Exercise objective:
Scan the entries below. List each line with "August".

Data records:
* * * * * * * * *
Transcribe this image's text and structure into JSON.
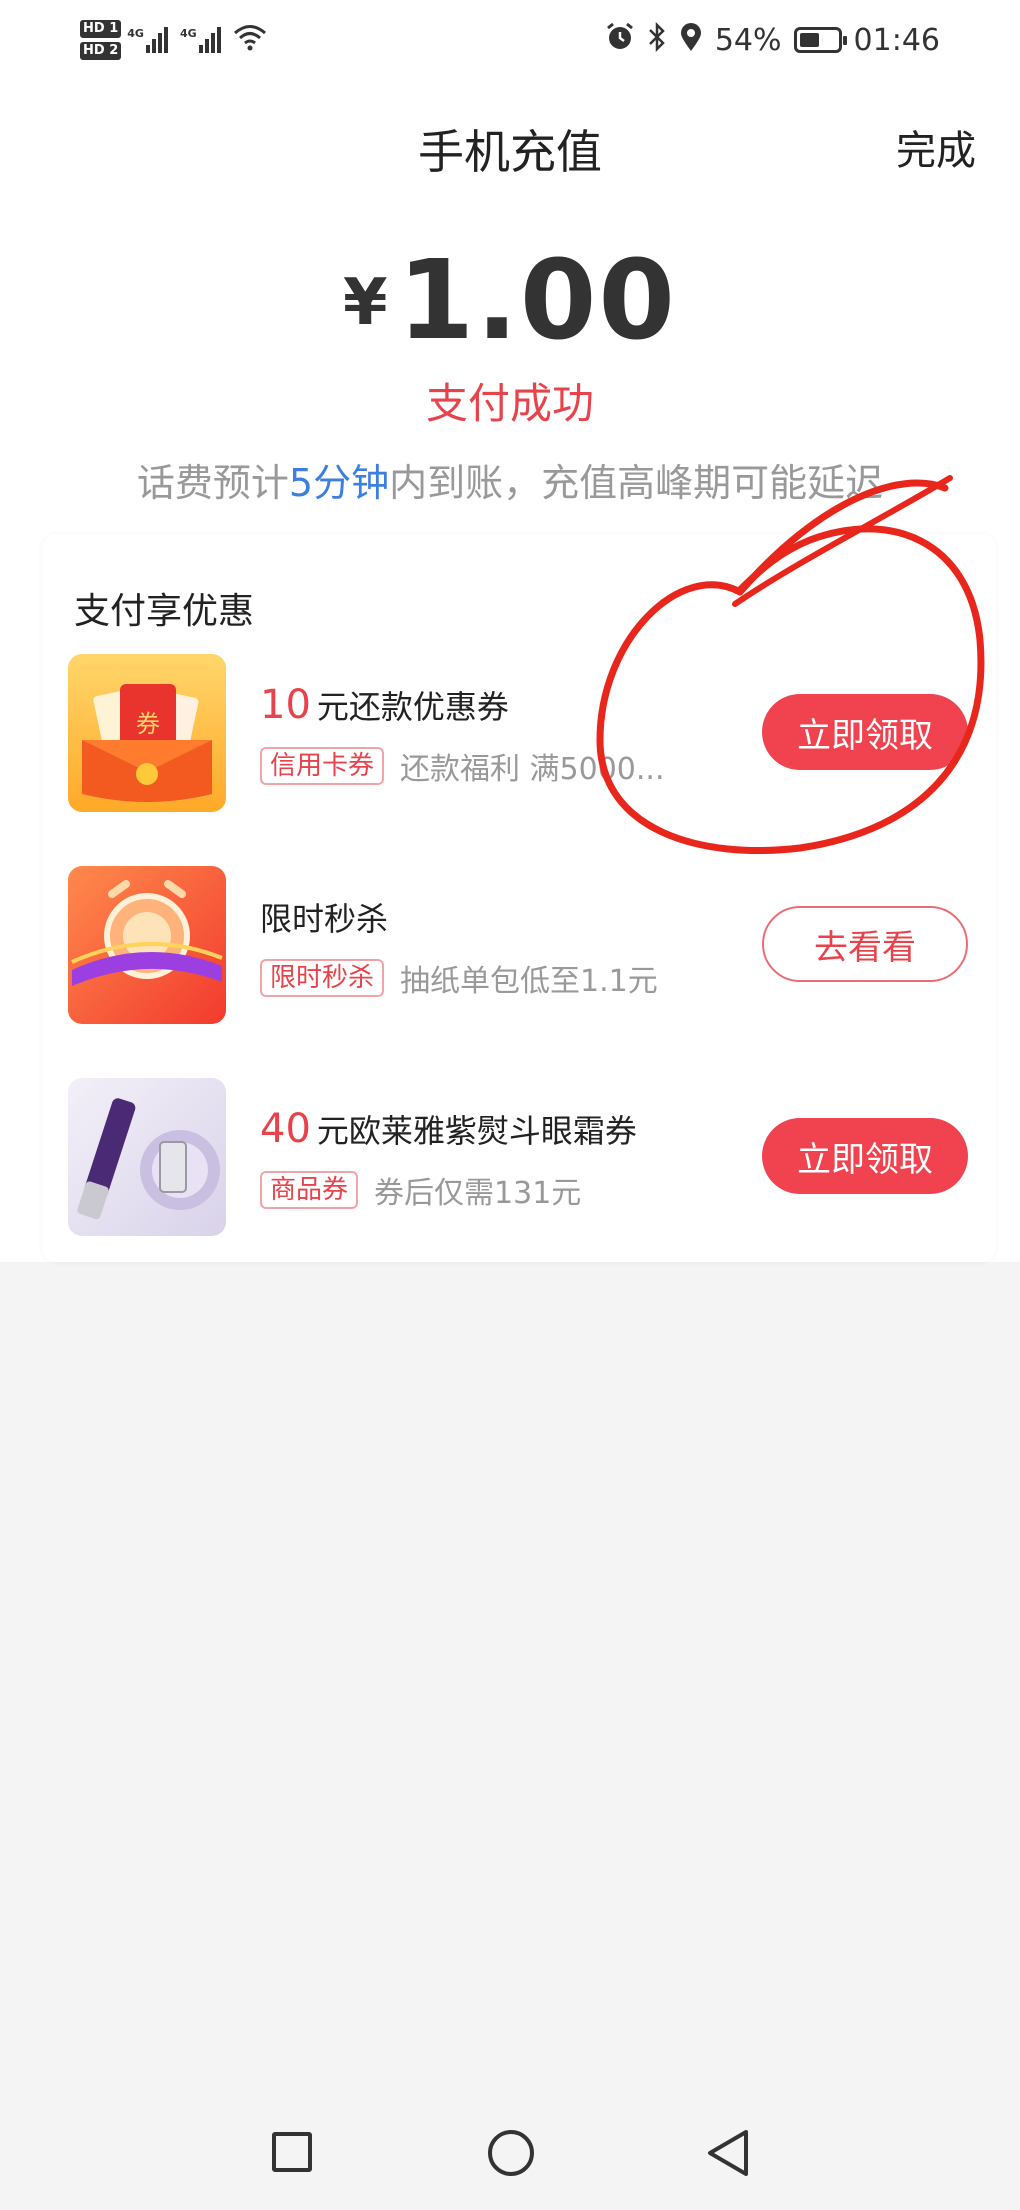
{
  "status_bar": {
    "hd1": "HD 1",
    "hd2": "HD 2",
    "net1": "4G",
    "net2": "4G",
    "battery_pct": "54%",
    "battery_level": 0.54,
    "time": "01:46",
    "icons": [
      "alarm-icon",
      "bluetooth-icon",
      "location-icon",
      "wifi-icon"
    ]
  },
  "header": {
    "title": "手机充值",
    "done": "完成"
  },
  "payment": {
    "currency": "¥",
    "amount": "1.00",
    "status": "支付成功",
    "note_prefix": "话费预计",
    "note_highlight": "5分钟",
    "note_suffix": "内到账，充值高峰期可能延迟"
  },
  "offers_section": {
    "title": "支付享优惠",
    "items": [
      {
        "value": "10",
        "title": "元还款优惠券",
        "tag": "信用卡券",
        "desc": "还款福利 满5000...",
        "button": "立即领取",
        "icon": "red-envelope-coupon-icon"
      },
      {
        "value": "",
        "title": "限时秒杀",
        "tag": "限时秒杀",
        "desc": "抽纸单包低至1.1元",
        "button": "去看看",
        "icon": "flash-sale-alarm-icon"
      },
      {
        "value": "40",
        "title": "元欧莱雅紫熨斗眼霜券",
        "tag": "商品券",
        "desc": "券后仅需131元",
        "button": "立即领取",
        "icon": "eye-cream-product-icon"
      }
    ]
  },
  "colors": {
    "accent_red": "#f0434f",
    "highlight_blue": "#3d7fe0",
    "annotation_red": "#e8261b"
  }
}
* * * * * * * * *
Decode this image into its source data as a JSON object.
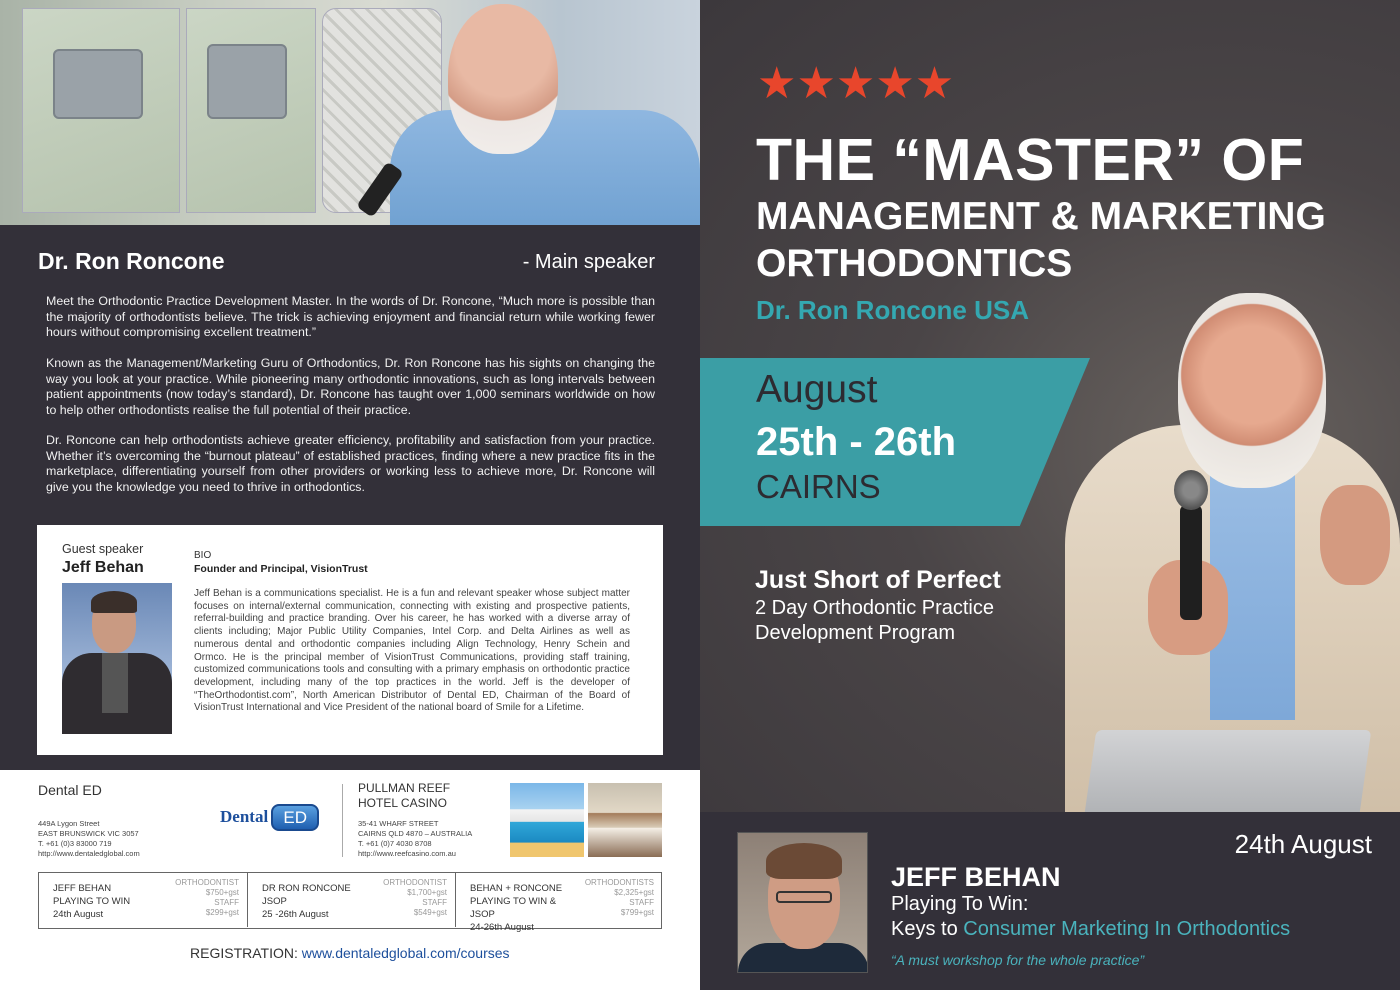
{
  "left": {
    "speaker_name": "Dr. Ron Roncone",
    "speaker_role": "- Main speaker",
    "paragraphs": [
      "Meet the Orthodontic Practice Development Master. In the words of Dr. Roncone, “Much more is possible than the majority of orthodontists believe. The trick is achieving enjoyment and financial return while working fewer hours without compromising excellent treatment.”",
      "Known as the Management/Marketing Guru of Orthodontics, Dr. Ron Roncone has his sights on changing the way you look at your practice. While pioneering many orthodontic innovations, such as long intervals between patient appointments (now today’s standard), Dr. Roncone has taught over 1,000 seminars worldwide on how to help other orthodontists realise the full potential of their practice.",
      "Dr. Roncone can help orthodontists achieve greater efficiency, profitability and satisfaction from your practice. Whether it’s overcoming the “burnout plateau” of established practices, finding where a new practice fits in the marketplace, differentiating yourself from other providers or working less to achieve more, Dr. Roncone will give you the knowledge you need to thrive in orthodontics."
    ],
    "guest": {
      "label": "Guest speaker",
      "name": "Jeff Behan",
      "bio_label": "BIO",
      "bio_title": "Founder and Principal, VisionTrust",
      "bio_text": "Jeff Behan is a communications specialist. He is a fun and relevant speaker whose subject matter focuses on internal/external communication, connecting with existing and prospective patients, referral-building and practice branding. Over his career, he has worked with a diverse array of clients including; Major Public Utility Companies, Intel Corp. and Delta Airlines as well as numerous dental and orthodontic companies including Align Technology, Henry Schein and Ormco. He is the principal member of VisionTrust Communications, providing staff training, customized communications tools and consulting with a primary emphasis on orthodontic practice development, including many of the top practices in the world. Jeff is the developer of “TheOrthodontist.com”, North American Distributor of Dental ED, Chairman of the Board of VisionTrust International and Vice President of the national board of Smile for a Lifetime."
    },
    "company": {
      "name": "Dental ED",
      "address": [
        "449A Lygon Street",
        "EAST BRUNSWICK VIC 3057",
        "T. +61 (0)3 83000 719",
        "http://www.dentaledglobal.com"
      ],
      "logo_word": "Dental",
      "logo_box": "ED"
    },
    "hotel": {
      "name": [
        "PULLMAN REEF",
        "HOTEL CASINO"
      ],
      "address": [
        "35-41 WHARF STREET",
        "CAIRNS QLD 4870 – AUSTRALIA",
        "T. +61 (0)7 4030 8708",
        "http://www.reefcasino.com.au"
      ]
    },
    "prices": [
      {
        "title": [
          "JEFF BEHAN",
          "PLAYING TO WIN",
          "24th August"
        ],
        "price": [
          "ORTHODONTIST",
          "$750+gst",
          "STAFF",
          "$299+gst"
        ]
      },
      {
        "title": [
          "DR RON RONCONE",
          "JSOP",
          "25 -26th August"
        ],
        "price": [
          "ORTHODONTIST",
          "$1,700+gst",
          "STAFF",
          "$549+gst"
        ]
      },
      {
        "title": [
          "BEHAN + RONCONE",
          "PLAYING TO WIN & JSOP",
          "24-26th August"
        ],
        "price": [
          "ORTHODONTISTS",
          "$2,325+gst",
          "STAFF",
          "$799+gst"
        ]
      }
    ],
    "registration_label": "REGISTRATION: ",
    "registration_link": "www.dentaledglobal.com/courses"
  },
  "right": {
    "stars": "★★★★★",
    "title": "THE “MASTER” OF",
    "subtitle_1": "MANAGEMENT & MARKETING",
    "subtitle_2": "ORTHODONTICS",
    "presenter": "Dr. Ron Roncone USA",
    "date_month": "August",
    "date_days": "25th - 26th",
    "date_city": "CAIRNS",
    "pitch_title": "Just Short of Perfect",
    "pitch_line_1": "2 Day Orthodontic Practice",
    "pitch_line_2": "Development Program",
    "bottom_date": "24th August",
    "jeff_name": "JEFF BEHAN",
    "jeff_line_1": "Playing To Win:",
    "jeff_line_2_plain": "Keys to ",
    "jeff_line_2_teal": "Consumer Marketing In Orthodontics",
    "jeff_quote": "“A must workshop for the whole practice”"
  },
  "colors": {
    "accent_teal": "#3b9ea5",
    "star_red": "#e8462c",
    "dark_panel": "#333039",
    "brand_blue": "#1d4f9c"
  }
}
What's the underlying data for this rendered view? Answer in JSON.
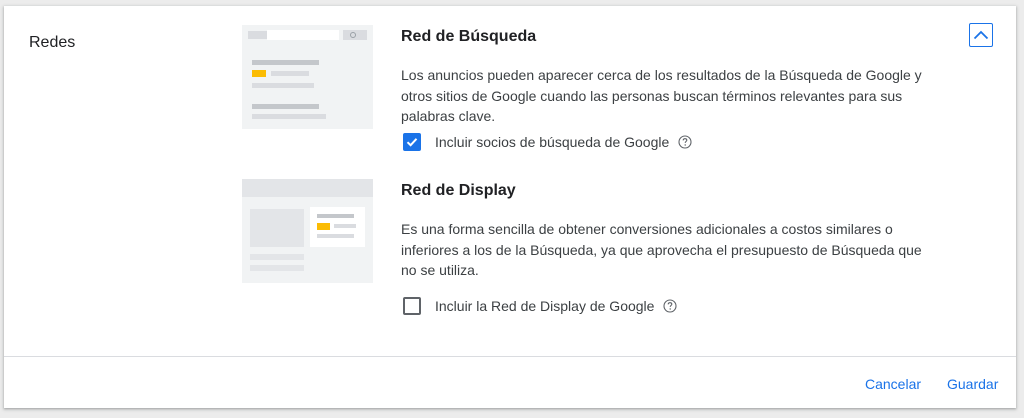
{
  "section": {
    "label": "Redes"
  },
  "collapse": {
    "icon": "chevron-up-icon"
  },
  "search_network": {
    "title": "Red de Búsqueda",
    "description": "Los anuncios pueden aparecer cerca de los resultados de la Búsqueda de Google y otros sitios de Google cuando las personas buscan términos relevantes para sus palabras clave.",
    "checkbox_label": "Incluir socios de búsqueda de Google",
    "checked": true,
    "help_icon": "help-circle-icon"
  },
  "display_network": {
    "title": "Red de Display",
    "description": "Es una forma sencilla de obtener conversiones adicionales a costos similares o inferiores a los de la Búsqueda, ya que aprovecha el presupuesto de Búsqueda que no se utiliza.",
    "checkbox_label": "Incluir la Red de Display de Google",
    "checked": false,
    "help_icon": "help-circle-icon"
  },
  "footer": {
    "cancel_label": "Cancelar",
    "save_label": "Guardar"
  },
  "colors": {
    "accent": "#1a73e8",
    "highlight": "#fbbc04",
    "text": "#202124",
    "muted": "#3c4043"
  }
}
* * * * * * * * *
Task response:
          "24th August"
          "25 -26th August"
          "24-26th August"
    "date_month": "August",
    "bottom_date": "24th August",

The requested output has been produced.